Sunday, August 12, 2012

What I Learned From Watching "Dark Knight Rises."

I finally saw Dark Knight Rises last (k)night, which was much better than I was expecting; it is, along with The Avengers, not only one of the best movies so far this year, but probably the best superhero movie I've ever seen, period.  Time will tell whether I ultimately decide if The Avengers was better than it, but in the meantime, I can definitely say that Dark Knight got me thinking a lot more about a lot more.  What follows are my Dark Knight Rises lessons learned.

1.  Corporations ARE People.

Being an anti-Scalia, Stevens-loving lefty, I was always disturbed by the whole "Corporations are people" thing, & resisted it like Scalia resists making a logical sentence that includes the words "healthcare" & "broccoli."  But Dark Knight Rises has shown me the error of my ways.  One of the lead characters is a greedy, manipulative, power-hungry tyrant named Bane, who is clearly the personification of Mitt Romney's old business enterprise.  I think it's great that Romney was so cool about letting them use Bane for the film, & hope that other corporations will follow his lead.  Is it too late too see if the Man of Steel can take on "Wall-Mart" in the new Superman reboot?

2.  Christian Bale & Tom Hardy Are the Two Greatest Actors of Their Generation.

As I've previously written, Christian Bale is amazing if only for the way he can magically turn into Clint Eastwood every time he puts on the Batsuit (All together now: "Get your hands off my Gran Torino, Commissioner Gordon!").  But in Dark Knight Rises, Bale meets his match in Tom Hardy, who magically turns into Sean Connery every time he says something as arch-rival Bane: "Catwoman talksh in her shleep."  This is truly transformative acting at its finest.  Although both are still outdone by the greatest actress of their generation — Katie Holmes — whose development from the first to second Batman film felt so complete, it was like watching an entirely different actress.

3.  It Turns Out That Overall, the Oscars Do Get It Right.

I have never been so aware of so many Oscar-winners & nominees in a single movie, all kicking ass.  Oscar-winners Christian Bale, Michael Caine, Morgan Freeman, & Marion Cotillard were each great in their roles, with Oscar-nominees Anne Hathaway & Gary Oldman proving it's just a matter of time.  Only Tom Hardy & Joseph Gordon-Levitt are completely left out of the BYOO parties, but it wouldn't surprise me if either of them didn't end up getting something in the long run.  & in the meantime...
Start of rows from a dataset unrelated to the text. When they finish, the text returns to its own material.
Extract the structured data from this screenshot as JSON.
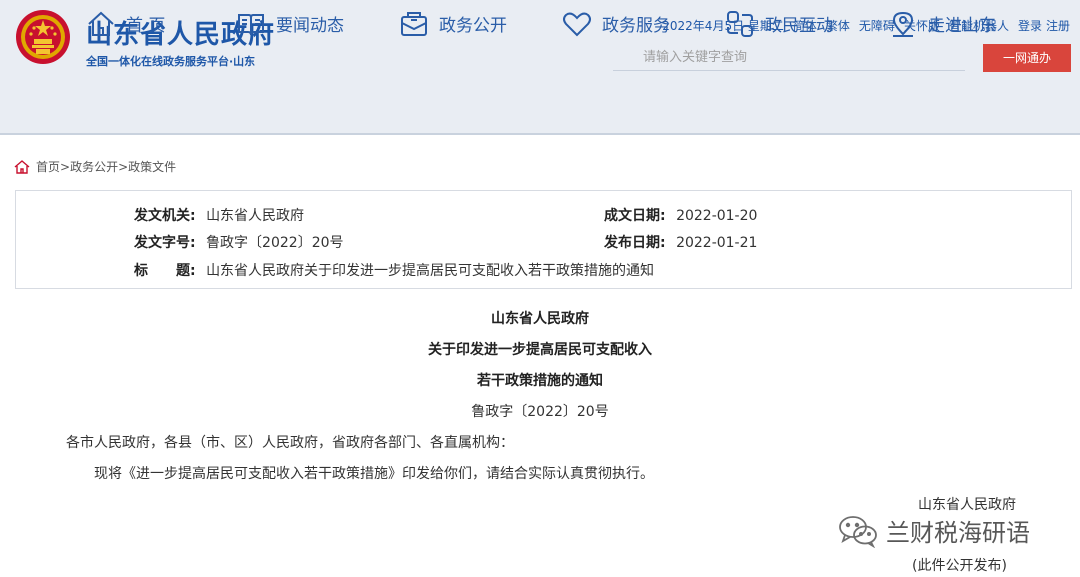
{
  "header": {
    "title": "山东省人民政府",
    "subtitle": "全国一体化在线政务服务平台·山东",
    "date": "2022年4月5日 星期二",
    "links": [
      "简体",
      "繁体",
      "无障碍",
      "关怀版",
      "智能机器人",
      "登录",
      "注册"
    ],
    "search_placeholder": "请输入关键字查询",
    "yiwang_label": "一网通办"
  },
  "nav": [
    {
      "label": "首 页",
      "icon": "home-icon"
    },
    {
      "label": "要闻动态",
      "icon": "book-icon"
    },
    {
      "label": "政务公开",
      "icon": "mailbox-icon"
    },
    {
      "label": "政务服务",
      "icon": "heart-icon"
    },
    {
      "label": "政民互动",
      "icon": "interact-icon"
    },
    {
      "label": "走进山东",
      "icon": "location-icon"
    }
  ],
  "breadcrumb": [
    "首页",
    "政务公开",
    "政策文件"
  ],
  "meta": {
    "issuer_label": "发文机关:",
    "issuer": "山东省人民政府",
    "doc_no_label": "发文字号:",
    "doc_no": "鲁政字〔2022〕20号",
    "title_label": "标　　题:",
    "title": "山东省人民政府关于印发进一步提高居民可支配收入若干政策措施的通知",
    "created_label": "成文日期:",
    "created": "2022-01-20",
    "published_label": "发布日期:",
    "published": "2022-01-21"
  },
  "document": {
    "title_lines": [
      "山东省人民政府",
      "关于印发进一步提高居民可支配收入",
      "若干政策措施的通知"
    ],
    "doc_no": "鲁政字〔2022〕20号",
    "recipients": "各市人民政府，各县（市、区）人民政府，省政府各部门、各直属机构：",
    "body": "现将《进一步提高居民可支配收入若干政策措施》印发给你们，请结合实际认真贯彻执行。",
    "signature": "山东省人民政府",
    "note": "(此件公开发布)"
  },
  "watermark": "兰财税海研语",
  "colors": {
    "brand": "#1e57a8",
    "accent": "#d9453c",
    "header_bg": "#e9edf3"
  }
}
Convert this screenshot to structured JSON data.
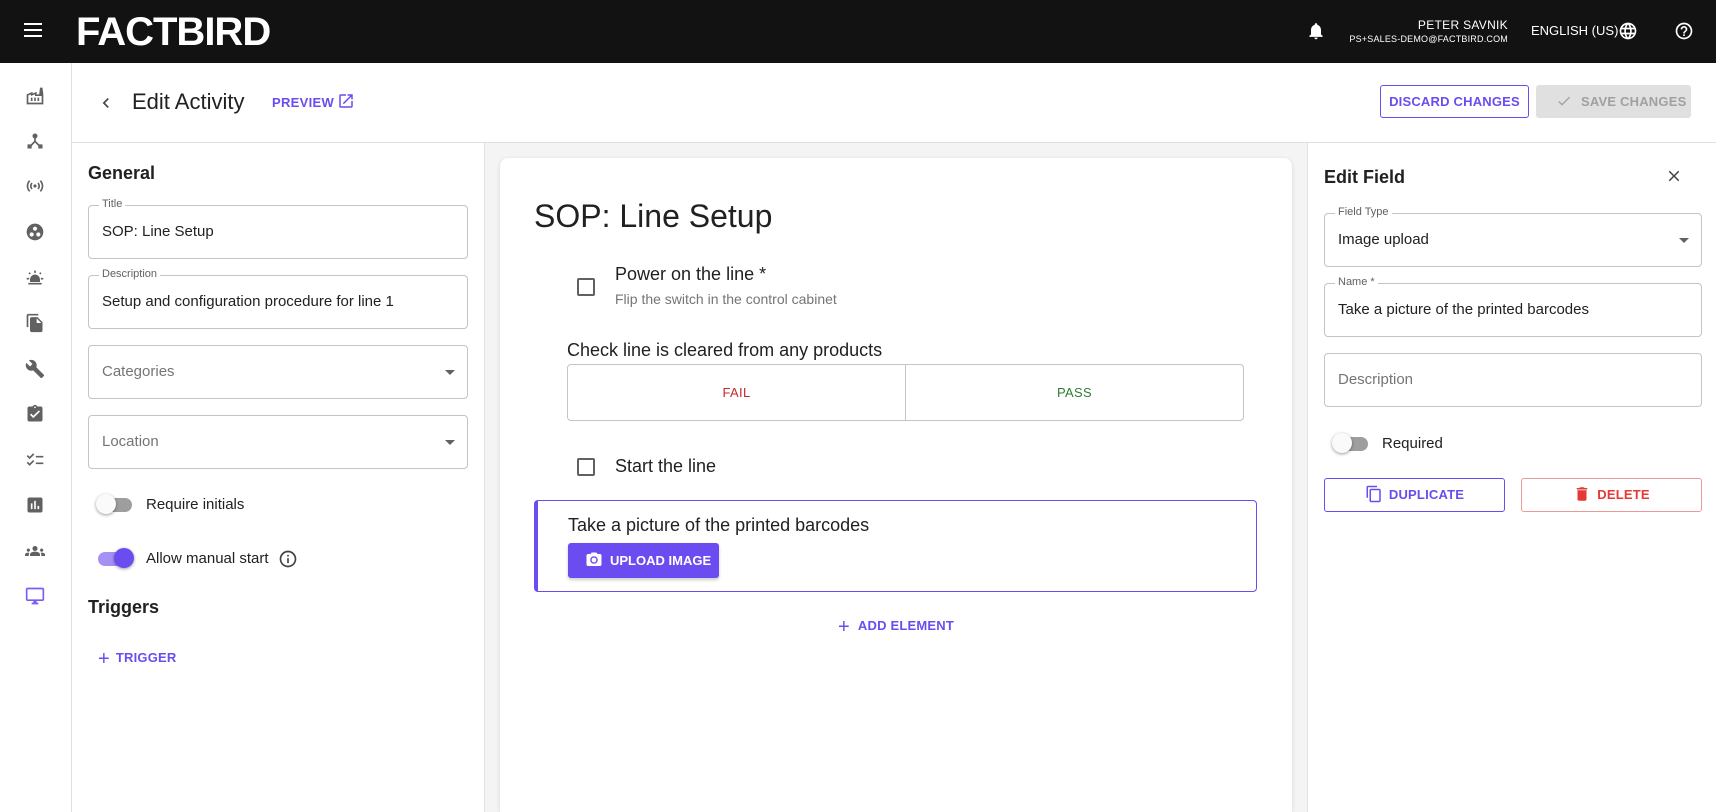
{
  "app": {
    "logo": "FACTBIRD"
  },
  "topbar": {
    "user_name": "PETER SAVNIK",
    "user_email": "PS+SALES-DEMO@FACTBIRD.COM",
    "language": "ENGLISH (US)"
  },
  "header": {
    "title": "Edit Activity",
    "preview_label": "PREVIEW",
    "discard_label": "DISCARD CHANGES",
    "save_label": "SAVE CHANGES"
  },
  "general": {
    "section_title": "General",
    "title_label": "Title",
    "title_value": "SOP: Line Setup",
    "description_label": "Description",
    "description_value": "Setup and configuration procedure for line 1",
    "categories_placeholder": "Categories",
    "location_placeholder": "Location",
    "require_initials_label": "Require initials",
    "require_initials_on": false,
    "allow_manual_start_label": "Allow manual start",
    "allow_manual_start_on": true
  },
  "triggers": {
    "section_title": "Triggers",
    "add_trigger_label": "TRIGGER"
  },
  "sop": {
    "title": "SOP: Line Setup",
    "items": [
      {
        "type": "checkbox",
        "title": "Power on the line *",
        "subtitle": "Flip the switch in the control cabinet"
      },
      {
        "type": "passfail",
        "title": "Check line is cleared from any products",
        "fail_label": "FAIL",
        "pass_label": "PASS"
      },
      {
        "type": "checkbox",
        "title": "Start the line"
      },
      {
        "type": "image",
        "title": "Take a picture of the printed barcodes",
        "button_label": "UPLOAD IMAGE"
      }
    ],
    "add_element_label": "ADD ELEMENT"
  },
  "edit_field": {
    "title": "Edit Field",
    "field_type_label": "Field Type",
    "field_type_value": "Image upload",
    "name_label": "Name *",
    "name_value": "Take a picture of the printed barcodes",
    "description_placeholder": "Description",
    "required_label": "Required",
    "required_on": false,
    "duplicate_label": "DUPLICATE",
    "delete_label": "DELETE"
  },
  "colors": {
    "accent": "#6b4cf0",
    "fail": "#c62828",
    "pass": "#2e7d32",
    "topbar": "#121212"
  }
}
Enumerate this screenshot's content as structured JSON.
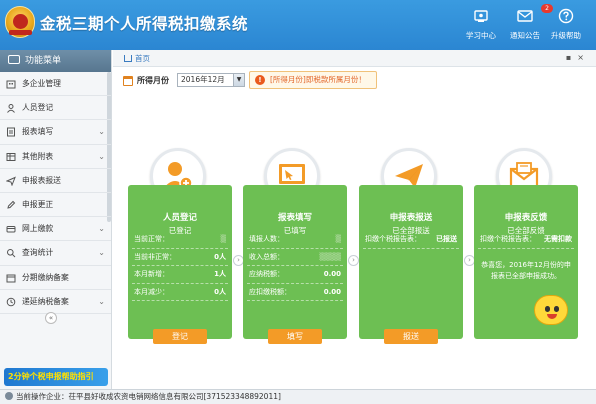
{
  "app": {
    "title": "金税三期个人所得税扣缴系统"
  },
  "header": {
    "buttons": [
      {
        "label": "学习中心",
        "icon": "graduation-icon"
      },
      {
        "label": "通知公告",
        "icon": "mail-icon",
        "badge": "2"
      },
      {
        "label": "升级帮助",
        "icon": "help-icon"
      }
    ]
  },
  "sidebar": {
    "title": "功能菜单",
    "items": [
      {
        "label": "多企业管理",
        "icon": "building-icon",
        "expandable": false
      },
      {
        "label": "人员登记",
        "icon": "person-icon",
        "expandable": false
      },
      {
        "label": "报表填写",
        "icon": "form-icon",
        "expandable": true
      },
      {
        "label": "其他附表",
        "icon": "table-icon",
        "expandable": true
      },
      {
        "label": "申报表报送",
        "icon": "send-icon",
        "expandable": false
      },
      {
        "label": "申报更正",
        "icon": "edit-icon",
        "expandable": false
      },
      {
        "label": "网上缴款",
        "icon": "payment-icon",
        "expandable": true
      },
      {
        "label": "查询统计",
        "icon": "search-icon",
        "expandable": true
      },
      {
        "label": "分期缴纳备案",
        "icon": "calendar-icon",
        "expandable": false
      },
      {
        "label": "递延纳税备案",
        "icon": "clock-icon",
        "expandable": true
      }
    ],
    "promo": "2分钟个税申报帮助指引"
  },
  "tabs": {
    "home": "首页"
  },
  "period": {
    "label": "所得月份",
    "value": "2016年12月"
  },
  "notice": "[所得月份]即税款所属月份！",
  "cards": [
    {
      "title": "人员登记",
      "status": "已登记",
      "icon": "add-user-icon",
      "rows": [
        {
          "k": "当前正常：",
          "v": "",
          "blurred": true
        },
        {
          "k": "当前非正常：",
          "v": "0人"
        },
        {
          "k": "本月新增：",
          "v": "1人"
        },
        {
          "k": "本月减少：",
          "v": "0人"
        }
      ],
      "button": "登记"
    },
    {
      "title": "报表填写",
      "status": "已填写",
      "icon": "form-fill-icon",
      "rows": [
        {
          "k": "填报人数：",
          "v": "",
          "blurred": true
        },
        {
          "k": "收入总额：",
          "v": "",
          "blurred": true
        },
        {
          "k": "应纳税额：",
          "v": "0.00"
        },
        {
          "k": "应扣缴税额：",
          "v": "0.00"
        }
      ],
      "button": "填写"
    },
    {
      "title": "申报表报送",
      "status": "已全部报送",
      "icon": "paper-plane-icon",
      "rows": [
        {
          "k": "扣缴个税报告表：",
          "v": "已报送"
        }
      ],
      "button": "报送"
    },
    {
      "title": "申报表反馈",
      "status": "已全部反馈",
      "icon": "envelope-icon",
      "rows": [
        {
          "k": "扣缴个税报告表：",
          "v": "无需扣款"
        }
      ],
      "message": "恭喜您，2016年12月份的申报表已全部申报成功。"
    }
  ],
  "footer": {
    "prefix": "当前操作企业：",
    "company": "茌平县好收成农资电销网络信息有限公司[371523348892011]"
  },
  "colors": {
    "header": "#2b86d2",
    "card": "#6dbf53",
    "button": "#f39b27",
    "notice": "#e2652a"
  }
}
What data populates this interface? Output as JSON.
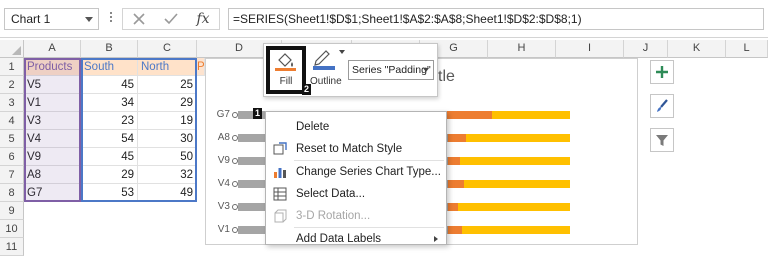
{
  "formula_bar": {
    "name_box": "Chart 1",
    "cancel_icon": "x-icon",
    "enter_icon": "check-icon",
    "function_label": "fx",
    "formula": "=SERIES(Sheet1!$D$1;Sheet1!$A$2:$A$8;Sheet1!$D$2:$D$8;1)"
  },
  "columns": [
    "A",
    "B",
    "C",
    "D",
    "E",
    "F",
    "G",
    "H",
    "I",
    "J",
    "K",
    "L"
  ],
  "rows": [
    "1",
    "2",
    "3",
    "4",
    "5",
    "6",
    "7",
    "8",
    "9",
    "10",
    "11"
  ],
  "table": {
    "headers": [
      "Products",
      "South",
      "North",
      "P"
    ],
    "rows": [
      [
        "V5",
        "45",
        "25"
      ],
      [
        "V1",
        "34",
        "29"
      ],
      [
        "V3",
        "23",
        "19"
      ],
      [
        "V4",
        "54",
        "30"
      ],
      [
        "V9",
        "45",
        "50"
      ],
      [
        "A8",
        "29",
        "32"
      ],
      [
        "G7",
        "53",
        "49"
      ]
    ]
  },
  "chart": {
    "title_partial": "tle",
    "categories": [
      "G7",
      "A8",
      "V9",
      "V4",
      "V3",
      "V1"
    ],
    "colors": {
      "gray": "#a5a5a5",
      "blue": "#4472c4",
      "orange": "#ed7d31",
      "yellow": "#ffc000"
    }
  },
  "chart_data": {
    "type": "bar",
    "categories": [
      "G7",
      "A8",
      "V9",
      "V4",
      "V3",
      "V1"
    ]
  },
  "mini_toolbar": {
    "fill_label": "Fill",
    "outline_label": "Outline",
    "series_selector": "Series \"Padding\"",
    "badge_1": "2"
  },
  "context_menu": {
    "badge": "1",
    "items": [
      {
        "label": "Delete",
        "icon": "none",
        "disabled": false
      },
      {
        "label": "Reset to Match Style",
        "icon": "reset-style-icon",
        "disabled": false
      },
      {
        "label": "Change Series Chart Type...",
        "icon": "chart-type-icon",
        "disabled": false
      },
      {
        "label": "Select Data...",
        "icon": "select-data-icon",
        "disabled": false
      },
      {
        "label": "3-D Rotation...",
        "icon": "rotation-3d-icon",
        "disabled": true
      },
      {
        "label": "Add Data Labels",
        "icon": "none",
        "disabled": false,
        "submenu": true
      }
    ]
  },
  "side_buttons": [
    "chart-elements-plus-icon",
    "chart-styles-brush-icon",
    "chart-filters-funnel-icon"
  ]
}
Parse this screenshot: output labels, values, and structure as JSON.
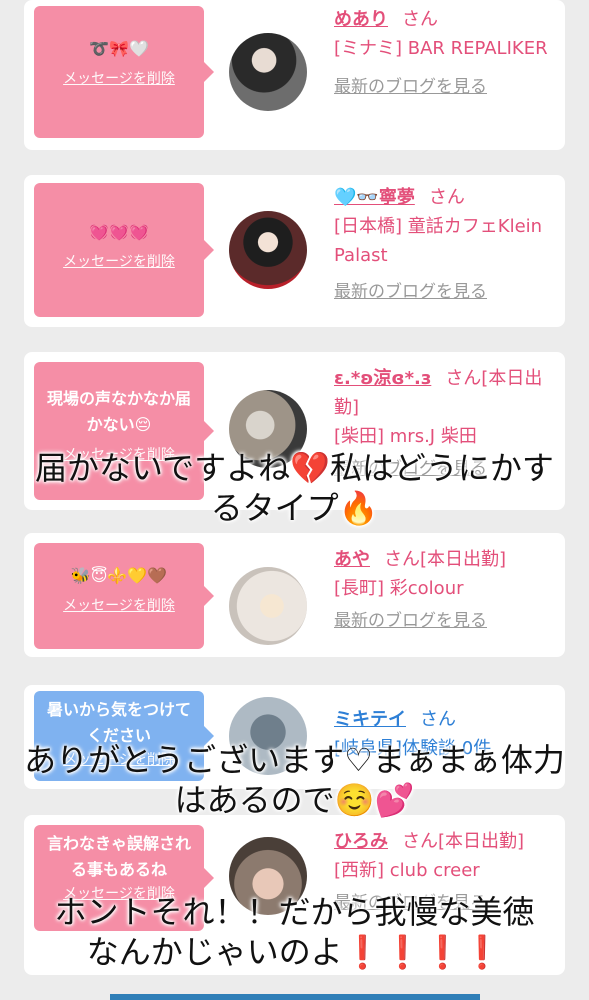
{
  "cards": [
    {
      "message": "➰🎀🤍",
      "delete": "メッセージを削除",
      "name": "めあり",
      "san": "さん",
      "shop": "[ミナミ] BAR REPALIKER",
      "blog": "最新のブログを見る"
    },
    {
      "message": "💓💓💓",
      "delete": "メッセージを削除",
      "name": "🩵👓寧夢",
      "san": "さん",
      "shop": "[日本橋] 童話カフェKlein Palast",
      "blog": "最新のブログを見る"
    },
    {
      "message": "現場の声なかなか届かない😔",
      "delete": "メッセージを削除",
      "name": "ε.*ʚ涼ɞ*.з",
      "san": "さん[本日出勤]",
      "shop": "[柴田] mrs.J 柴田",
      "blog": "最新のブログを見る"
    },
    {
      "message": "🐝😇⚜️💛🤎",
      "delete": "メッセージを削除",
      "name": "あや",
      "san": "さん[本日出勤]",
      "shop": "[長町] 彩colour",
      "blog": "最新のブログを見る"
    },
    {
      "message": "暑いから気をつけてください",
      "delete": "メッセージを削除",
      "name": "ミキテイ",
      "san": "さん",
      "shop": "[岐阜県]体験談 0件",
      "blog": ""
    },
    {
      "message": "言わなきゃ誤解される事もあるね",
      "delete": "メッセージを削除",
      "name": "ひろみ",
      "san": "さん[本日出勤]",
      "shop": "[西新] club creer",
      "blog": "最新のブログを見る"
    }
  ],
  "overlays": [
    "届かないですよね💔私はどうにかするタイプ🔥",
    "ありがとうございます♡まぁまぁ体力はあるので☺️💕",
    "ホントそれ！！だから我慢な美徳なんかじゃいのよ❗️❗️❗️❗️"
  ],
  "colors": {
    "bubble_pink": "#f58ea6",
    "bubble_blue": "#7fb2f0",
    "name_pink": "#e34f7a",
    "name_blue": "#2d7fd6",
    "page_bg": "#ececec"
  }
}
4.  Joseph Gordon-Levitt May Be on Track of Having the Coolest Acting Resume EVER.

Well, at least of a modern actor.  Who isn't Paul Rudd.  But with 500 Days of Summer, Inception, the under-rated 50-50, Dark Knight Rises, & now the Spielberg-Daniel Day-Lewis Lincoln biopic on deck, Paul Rudd better watch his back.  Plus, Gordon-Levitt gets bonus points for appearing in two episodes of Family Ties as Andrew's young classmate.  That more than makes up for his role in Angels in the Outfield in my book.

5.  21st Century America Is a Big, Fat, Messy Place.

It is impossible to watch Dark Knight Rises without thinking about America over the past dozen years.  The film plays like a dream that lingers on a nightmare culled from our collective unconscious, working through the latent fears of the 21st Century.  Can one watch all those NYC buildings explode & fall & not think of 9/11?  Can one look at Bane's wealth-punishing revolution that begins on Wall Street & not think of the Occupy Wall Street movement?  Can one hear the "terror" & "evil"-filled terminology used against Bane & not think of the War on Terror?  & of course, with all of the violence — sudden, random, & often inflicted upon people who are not expecting it — how can one not think of the Colorado shooting at the Dark Knight Rises midnight premiere?  With the latter event, the Dark Knight Rises makes its most powerful American statement, stepping outside of the film itself to unknowingly help create something very real & very evil, directly inflicted on the real America, our America.

No comments:

Post a Comment